(2) Prescriptions that are to be refilled. For a prescription that is to be
refilled, the medication must be dispensed in either a glass or a plastic container with a
child-resistant top. If the medication is dispensed in a glass container, a new
child-resistant top must be placed on the container whenever the prescription is refilled.
If the medication is dispensed in a plastic container, upon refilling, the medication must
be placed in a new container with a new child-resistant top. This means that a new
label must be prepared for the refill.
c. The law does not require that the packaging be so difficult to open that all
children are prevented from gaining access to the contents. If this were true, very few
adults could open the package. Therefore, the packaging seen in the pharmacy is a
compromise, it must be too difficult for most children to open and it must be easy
enough for most adults to open.
1-14. EXCEPTIONS TO THE ACT
Some patients (for example, those with arthritis) may find child-resistant
packages too difficult to open. Furthermore, some patients (for example, those with
certain types of heart conditions) must obtain their medications in a hurry when they
need them. For these types of patients, alternatives to child-resistant packaging are
a. Nitroglycerin. Nitroglycerin must NOT be dispensed in child-resistant
packaging. This drug is for patients who have certain types of heart conditions that
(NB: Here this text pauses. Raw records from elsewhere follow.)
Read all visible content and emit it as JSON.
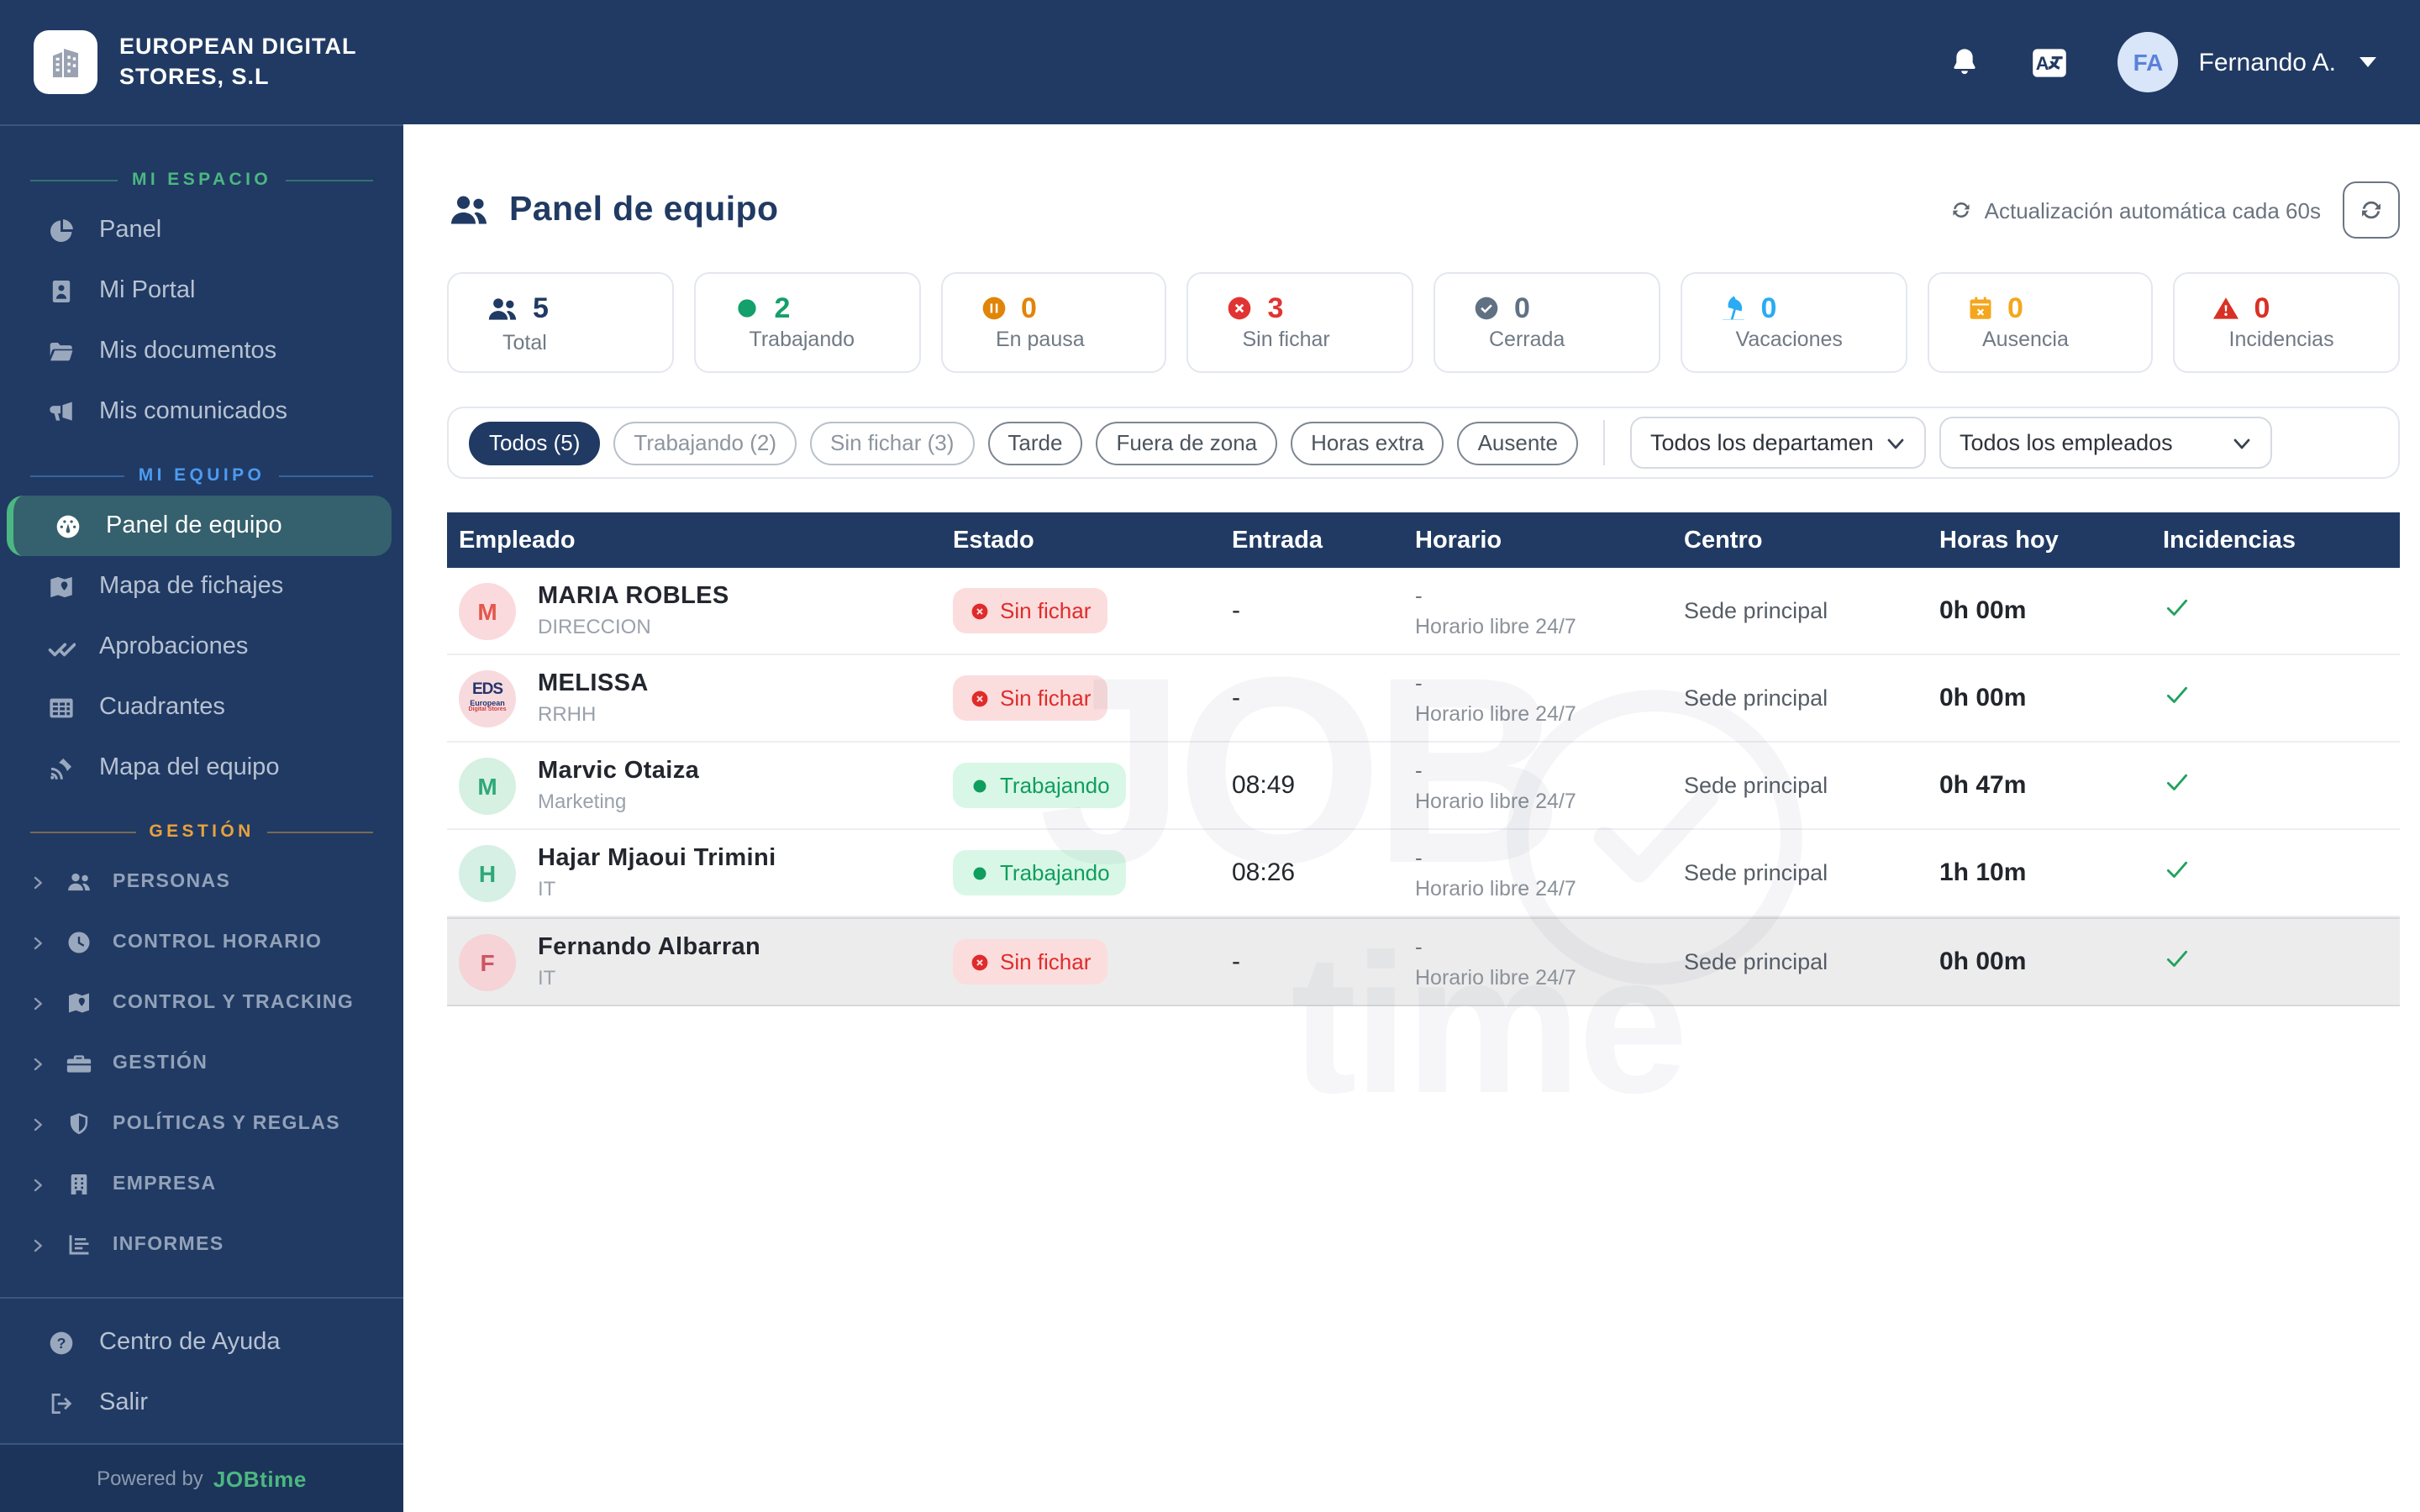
{
  "colors": {
    "navy": "#203a63",
    "brand_green": "#4cb782",
    "section_blue": "#4d9bf1",
    "section_orange": "#e8a23d",
    "active_item_bg": "#35606d",
    "red": "#e02b2b",
    "green": "#0f9e5e",
    "sky": "#2aabf3",
    "amber": "#f4a71d",
    "orange": "#e08507",
    "gray": "#5f7183",
    "danger": "#d93025"
  },
  "navbar": {
    "company_name": "EUROPEAN DIGITAL\nSTORES, S.L",
    "logo_icon": "building-logo",
    "bell_icon": "bell",
    "translate_icon": "translate",
    "user": {
      "initials": "FA",
      "name": "Fernando A."
    }
  },
  "sidebar": {
    "sections": [
      {
        "label": "MI ESPACIO",
        "color": "#4cb782",
        "group": false,
        "items": [
          {
            "label": "Panel",
            "icon": "pie-chart"
          },
          {
            "label": "Mi Portal",
            "icon": "id-card"
          },
          {
            "label": "Mis documentos",
            "icon": "folder"
          },
          {
            "label": "Mis comunicados",
            "icon": "megaphone"
          }
        ]
      },
      {
        "label": "MI EQUIPO",
        "color": "#4d9bf1",
        "group": false,
        "items": [
          {
            "label": "Panel de equipo",
            "icon": "gauge",
            "active": true
          },
          {
            "label": "Mapa de fichajes",
            "icon": "map"
          },
          {
            "label": "Aprobaciones",
            "icon": "double-check"
          },
          {
            "label": "Cuadrantes",
            "icon": "grid"
          },
          {
            "label": "Mapa del equipo",
            "icon": "satellite"
          }
        ]
      },
      {
        "label": "GESTIÓN",
        "color": "#e8a23d",
        "group": true,
        "items": [
          {
            "label": "PERSONAS",
            "icon": "users"
          },
          {
            "label": "CONTROL HORARIO",
            "icon": "clock"
          },
          {
            "label": "CONTROL Y TRACKING",
            "icon": "map"
          },
          {
            "label": "GESTIÓN",
            "icon": "briefcase"
          },
          {
            "label": "POLÍTICAS Y REGLAS",
            "icon": "shield"
          },
          {
            "label": "EMPRESA",
            "icon": "building"
          },
          {
            "label": "INFORMES",
            "icon": "chart"
          }
        ]
      }
    ],
    "footer_items": [
      {
        "label": "Centro de Ayuda",
        "icon": "help-circle"
      },
      {
        "label": "Salir",
        "icon": "sign-out"
      }
    ],
    "powered_prefix": "Powered by",
    "powered_brand": "JOBtime"
  },
  "header": {
    "title": "Panel de equipo",
    "title_icon": "users",
    "auto_refresh_label": "Actualización automática cada 60s",
    "refresh_icon": "refresh"
  },
  "stats": [
    {
      "value": "5",
      "label": "Total",
      "icon": "users",
      "color": "#203a63"
    },
    {
      "value": "2",
      "label": "Trabajando",
      "icon": "dot",
      "color": "#13a06a"
    },
    {
      "value": "0",
      "label": "En pausa",
      "icon": "pause-circle",
      "color": "#e08507"
    },
    {
      "value": "3",
      "label": "Sin fichar",
      "icon": "x-circle",
      "color": "#e23333"
    },
    {
      "value": "0",
      "label": "Cerrada",
      "icon": "check-circle",
      "color": "#5f7183"
    },
    {
      "value": "0",
      "label": "Vacaciones",
      "icon": "beach-umbrella",
      "color": "#2aabf3"
    },
    {
      "value": "0",
      "label": "Ausencia",
      "icon": "calendar-x",
      "color": "#f4a71d"
    },
    {
      "value": "0",
      "label": "Incidencias",
      "icon": "warning-triangle",
      "color": "#d93025"
    }
  ],
  "filters": {
    "pills": [
      {
        "label": "Todos (5)",
        "style": "active"
      },
      {
        "label": "Trabajando (2)",
        "style": "muted"
      },
      {
        "label": "Sin fichar (3)",
        "style": "muted"
      },
      {
        "label": "Tarde",
        "style": "normal"
      },
      {
        "label": "Fuera de zona",
        "style": "normal"
      },
      {
        "label": "Horas extra",
        "style": "normal"
      },
      {
        "label": "Ausente",
        "style": "normal"
      }
    ],
    "selects": [
      {
        "value": "Todos los departamen",
        "width": 176
      },
      {
        "value": "Todos los empleados",
        "width": 198
      }
    ]
  },
  "table": {
    "columns": [
      "Empleado",
      "Estado",
      "Entrada",
      "Horario",
      "Centro",
      "Horas hoy",
      "Incidencias"
    ],
    "rows": [
      {
        "name": "MARIA ROBLES",
        "dept": "DIRECCION",
        "avatar": {
          "type": "initial",
          "text": "M",
          "bg": "#fadadd",
          "fg": "#e2574c"
        },
        "status": {
          "label": "Sin fichar",
          "type": "red",
          "icon": "x-circle"
        },
        "entrada": "-",
        "horario_line1": "-",
        "horario_line2": "Horario libre 24/7",
        "centro": "Sede principal",
        "horas": "0h 00m",
        "incidencias_ok": true,
        "highlighted": false
      },
      {
        "name": "MELISSA",
        "dept": "RRHH",
        "avatar": {
          "type": "logo",
          "line1": "EDS",
          "line2": "European",
          "line3": "Digital Stores"
        },
        "status": {
          "label": "Sin fichar",
          "type": "red",
          "icon": "x-circle"
        },
        "entrada": "-",
        "horario_line1": "-",
        "horario_line2": "Horario libre 24/7",
        "centro": "Sede principal",
        "horas": "0h 00m",
        "incidencias_ok": true,
        "highlighted": false
      },
      {
        "name": "Marvic Otaiza",
        "dept": "Marketing",
        "avatar": {
          "type": "initial",
          "text": "M",
          "bg": "#d6f0e2",
          "fg": "#2ea878"
        },
        "status": {
          "label": "Trabajando",
          "type": "green",
          "icon": "dot"
        },
        "entrada": "08:49",
        "horario_line1": "-",
        "horario_line2": "Horario libre 24/7",
        "centro": "Sede principal",
        "horas": "0h 47m",
        "incidencias_ok": true,
        "highlighted": false
      },
      {
        "name": "Hajar Mjaoui Trimini",
        "dept": "IT",
        "avatar": {
          "type": "initial",
          "text": "H",
          "bg": "#d6f0e6",
          "fg": "#2ea878"
        },
        "status": {
          "label": "Trabajando",
          "type": "green",
          "icon": "dot"
        },
        "entrada": "08:26",
        "horario_line1": "-",
        "horario_line2": "Horario libre 24/7",
        "centro": "Sede principal",
        "horas": "1h 10m",
        "incidencias_ok": true,
        "highlighted": false
      },
      {
        "name": "Fernando Albarran",
        "dept": "IT",
        "avatar": {
          "type": "initial",
          "text": "F",
          "bg": "#f5d3d7",
          "fg": "#cf5560"
        },
        "status": {
          "label": "Sin fichar",
          "type": "red",
          "icon": "x-circle"
        },
        "entrada": "-",
        "horario_line1": "-",
        "horario_line2": "Horario libre 24/7",
        "centro": "Sede principal",
        "horas": "0h 00m",
        "incidencias_ok": true,
        "highlighted": true
      }
    ]
  },
  "watermark": {
    "word1": "JOB",
    "word2": "time",
    "clock_icon": "wm-clock"
  }
}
require them to obtain their nitroglycerin quickly.
b. Alternative Packaging. For over-the-counter medications, the manufacturer
can market one size of a product in conventional packaging if the same product is also
available in child-resistant packaging. However, the conventional packaging must have
a label that clearly states: "This Package for Households Without Young Children"
or "Package Not Child-Resistant."
c. Patient or Physician Request. The prescribing physician or patient may
request that prescription medicines be put into ordinary packaging without safety
features. Although some pharmacists may ask for a written statement from a patient
before providing a conventional closure, this is not a requirement of the Federal law.